The tooth supporting apparatus
The Teeth-supporting apparatus is also called Periodontium. Its components are that Root skin (Periodontal disease), the Root cement, the Gingiva and the Alveolar bone. The tooth-holding apparatus integrates the tooth and anchors it firmly in the bone. The root cement consists of 61% minerals, 27% organic substances and 12% water. The cement contains collagen fibers. On the one hand, these are the von Ebner fibrils and, on the other hand, the Sharpey fibers, which come from the outside of the periodontal membrane. The periodontal membrane is the last layer before the bone follows. She serves the Anchoring the tooth in the tooth socket, as well as nutrition, sensitivity and defense and consists of intertwined collagen fiber bundles. The most important cells are the Sharpey fibers, which run through the periodontal membrane. They pull from the alveolar bone to the root cement and cause the bone to be subjected to a tensile force when the teeth are loaded. The alveolar bone consists of three structures. On the one hand, the alveolar wall, which is permeable to nerves, lymph and blood vessels. The outer part is formed by the cortex and the inner part by the cancellous bone, which is filled with fat marrow.
Function of teeth
The main task that one ascribes to the teeth is theirs Chewing function. Everything we eat is chopped up by them. Almost every solid food is chewed so that it can pass through the esophagus in the next step. But that's not all. In addition to the chewing function, they also fulfill important tasks in pronunciation, i.e. the phonetics. A misaligned tooth can lead to incorrect sound formation, such as lisp. But also that To sing, Laugh and Making music would not be possible without our 28 little helpers. In addition to these tasks, they also fulfill an important role aesthetic feature. Healthy, white and vital teeth make a face appear much more attractive and personable. They are a characteristic of vitality and health. Thus, daily dental care is not only a removal of leftovers, but also a kind of beauty treatment.
Outline of the dentition
If one includes the wisdom teeth, a full-grown person has 16 teeth in the upper jaw and 16 teeth in the lower jaw. The foremost teeth are that Incisors, the Dentes incisivi decidui. They're the first two on each page. The third tooth is the canine, the Dens caninus decidui. After this tooth follow the Premolars (Dentes premolares), the 4th and 5th tooth, followed by the Molars (Dentes molares; 6, 7 and 8). The incisors are used to bite off the food, the molars to chop it up.

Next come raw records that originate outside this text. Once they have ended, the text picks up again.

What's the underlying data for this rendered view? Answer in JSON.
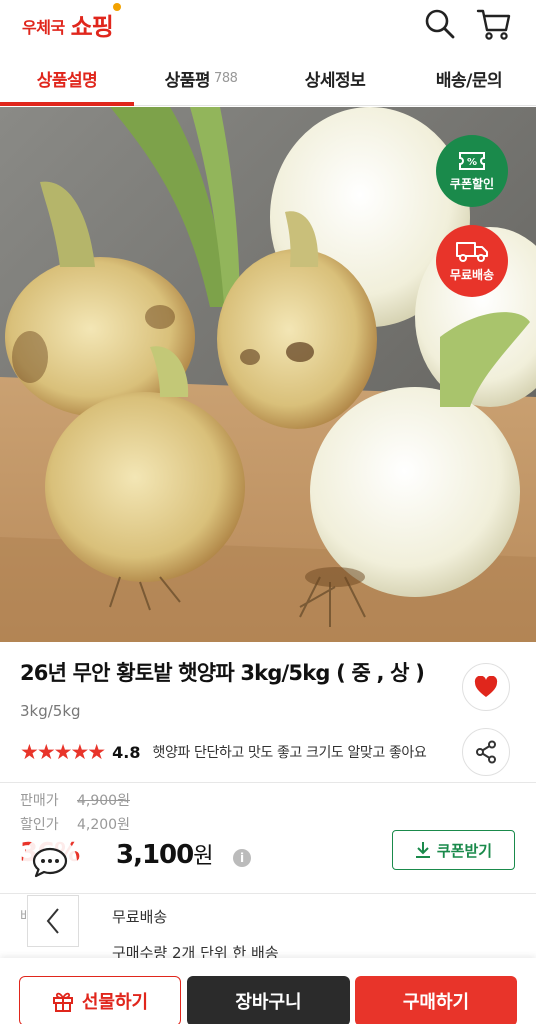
{
  "header": {
    "logo_small": "우체국",
    "logo_big": "쇼핑"
  },
  "tabs": [
    {
      "label": "상품설명",
      "count": ""
    },
    {
      "label": "상품평",
      "count": "788"
    },
    {
      "label": "상세정보",
      "count": ""
    },
    {
      "label": "배송/문의",
      "count": ""
    }
  ],
  "badges": {
    "coupon": "쿠폰할인",
    "shipping": "무료배송"
  },
  "product": {
    "title": "26년 무안 황토밭 햇양파 3kg/5kg ( 중 , 상 )",
    "option": "3kg/5kg",
    "stars": "★★★★★",
    "rating": "4.8",
    "review": "햇양파 단단하고 맛도 좋고 크기도 알맞고 좋아요"
  },
  "price": {
    "sale_label": "판매가",
    "sale_value": "4,900원",
    "discount_label": "할인가",
    "discount_value": "4,200원",
    "discount_rate": "36%",
    "final_value": "3,100",
    "final_unit": "원",
    "info_icon": "i",
    "coupon_button": "쿠폰받기"
  },
  "shipping": {
    "label": "배송",
    "value": "무료배송",
    "note": "구매수량 2개 단위 한 배송"
  },
  "bottom_bar": {
    "gift": "선물하기",
    "cart": "장바구니",
    "buy": "구매하기"
  },
  "colors": {
    "accent_red": "#e0261c",
    "coupon_green": "#1a8a4b",
    "dark": "#2b2b2b"
  }
}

Even if the external appearance of the teeth does not suggest a complex structure, their individual components make them very structured and functionally appropriate so that they can cope with the daily tasks that we expect them to do. Mostly for many decades they faithfully chop our food, withstand great forces and conjure up a beautiful smile on our faces.